** MATERIAL SHOWN **

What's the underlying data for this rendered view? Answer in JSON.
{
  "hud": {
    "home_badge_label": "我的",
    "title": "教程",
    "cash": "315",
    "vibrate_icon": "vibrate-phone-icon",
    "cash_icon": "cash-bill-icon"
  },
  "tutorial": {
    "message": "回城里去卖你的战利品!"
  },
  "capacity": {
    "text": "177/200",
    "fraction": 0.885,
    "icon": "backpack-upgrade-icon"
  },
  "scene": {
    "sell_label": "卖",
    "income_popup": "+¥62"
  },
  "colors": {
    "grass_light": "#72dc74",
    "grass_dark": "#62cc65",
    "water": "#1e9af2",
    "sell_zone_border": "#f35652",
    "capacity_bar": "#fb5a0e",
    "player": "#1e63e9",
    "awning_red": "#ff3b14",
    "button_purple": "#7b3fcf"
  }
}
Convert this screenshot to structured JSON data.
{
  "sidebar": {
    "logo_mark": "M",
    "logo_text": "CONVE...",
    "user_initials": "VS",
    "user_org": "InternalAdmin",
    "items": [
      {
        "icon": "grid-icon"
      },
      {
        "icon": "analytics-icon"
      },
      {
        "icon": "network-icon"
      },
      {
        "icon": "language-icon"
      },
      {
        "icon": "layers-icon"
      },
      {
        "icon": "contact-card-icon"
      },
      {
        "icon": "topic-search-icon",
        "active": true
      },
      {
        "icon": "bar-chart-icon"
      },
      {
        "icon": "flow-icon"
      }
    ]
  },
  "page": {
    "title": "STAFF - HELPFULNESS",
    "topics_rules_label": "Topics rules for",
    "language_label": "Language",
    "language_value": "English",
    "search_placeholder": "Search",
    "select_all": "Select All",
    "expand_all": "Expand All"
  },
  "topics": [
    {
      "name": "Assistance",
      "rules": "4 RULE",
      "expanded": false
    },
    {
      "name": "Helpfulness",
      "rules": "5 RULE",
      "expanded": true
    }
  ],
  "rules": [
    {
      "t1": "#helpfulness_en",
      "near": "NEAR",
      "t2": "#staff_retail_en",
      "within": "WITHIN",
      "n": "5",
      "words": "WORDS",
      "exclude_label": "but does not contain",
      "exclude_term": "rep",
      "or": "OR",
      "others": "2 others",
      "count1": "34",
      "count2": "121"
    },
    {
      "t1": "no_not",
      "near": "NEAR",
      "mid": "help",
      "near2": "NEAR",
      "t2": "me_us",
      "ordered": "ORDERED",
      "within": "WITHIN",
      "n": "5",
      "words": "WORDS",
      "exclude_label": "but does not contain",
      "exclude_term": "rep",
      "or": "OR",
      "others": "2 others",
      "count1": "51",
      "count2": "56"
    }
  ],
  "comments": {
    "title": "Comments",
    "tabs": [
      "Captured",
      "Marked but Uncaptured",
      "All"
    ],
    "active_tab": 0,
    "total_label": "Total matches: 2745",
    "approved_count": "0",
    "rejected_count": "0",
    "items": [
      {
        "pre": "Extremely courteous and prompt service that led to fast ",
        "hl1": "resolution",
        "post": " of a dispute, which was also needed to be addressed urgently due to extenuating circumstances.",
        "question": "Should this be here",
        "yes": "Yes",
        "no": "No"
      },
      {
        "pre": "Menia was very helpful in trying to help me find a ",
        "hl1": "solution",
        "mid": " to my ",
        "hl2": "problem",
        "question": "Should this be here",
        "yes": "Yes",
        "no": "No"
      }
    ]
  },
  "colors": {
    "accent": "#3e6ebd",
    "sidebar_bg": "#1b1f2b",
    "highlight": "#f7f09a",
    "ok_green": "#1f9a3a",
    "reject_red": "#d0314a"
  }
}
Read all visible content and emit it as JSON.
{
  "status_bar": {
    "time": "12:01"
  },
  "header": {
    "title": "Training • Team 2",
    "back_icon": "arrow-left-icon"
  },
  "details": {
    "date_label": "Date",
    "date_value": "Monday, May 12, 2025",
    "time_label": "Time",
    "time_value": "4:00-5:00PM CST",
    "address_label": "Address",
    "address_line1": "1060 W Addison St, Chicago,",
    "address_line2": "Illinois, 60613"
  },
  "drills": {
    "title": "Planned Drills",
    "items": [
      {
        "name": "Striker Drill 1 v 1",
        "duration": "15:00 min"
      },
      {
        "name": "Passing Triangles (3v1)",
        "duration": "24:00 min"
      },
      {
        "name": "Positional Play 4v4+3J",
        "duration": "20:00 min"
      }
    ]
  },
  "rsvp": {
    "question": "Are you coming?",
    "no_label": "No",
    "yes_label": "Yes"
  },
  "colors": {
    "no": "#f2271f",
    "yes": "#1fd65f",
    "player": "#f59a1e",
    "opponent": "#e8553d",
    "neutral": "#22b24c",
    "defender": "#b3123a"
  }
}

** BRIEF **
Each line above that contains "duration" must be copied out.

** RESPONSE BOX **
        "duration": "15:00 min"
        "duration": "24:00 min"
        "duration": "20:00 min"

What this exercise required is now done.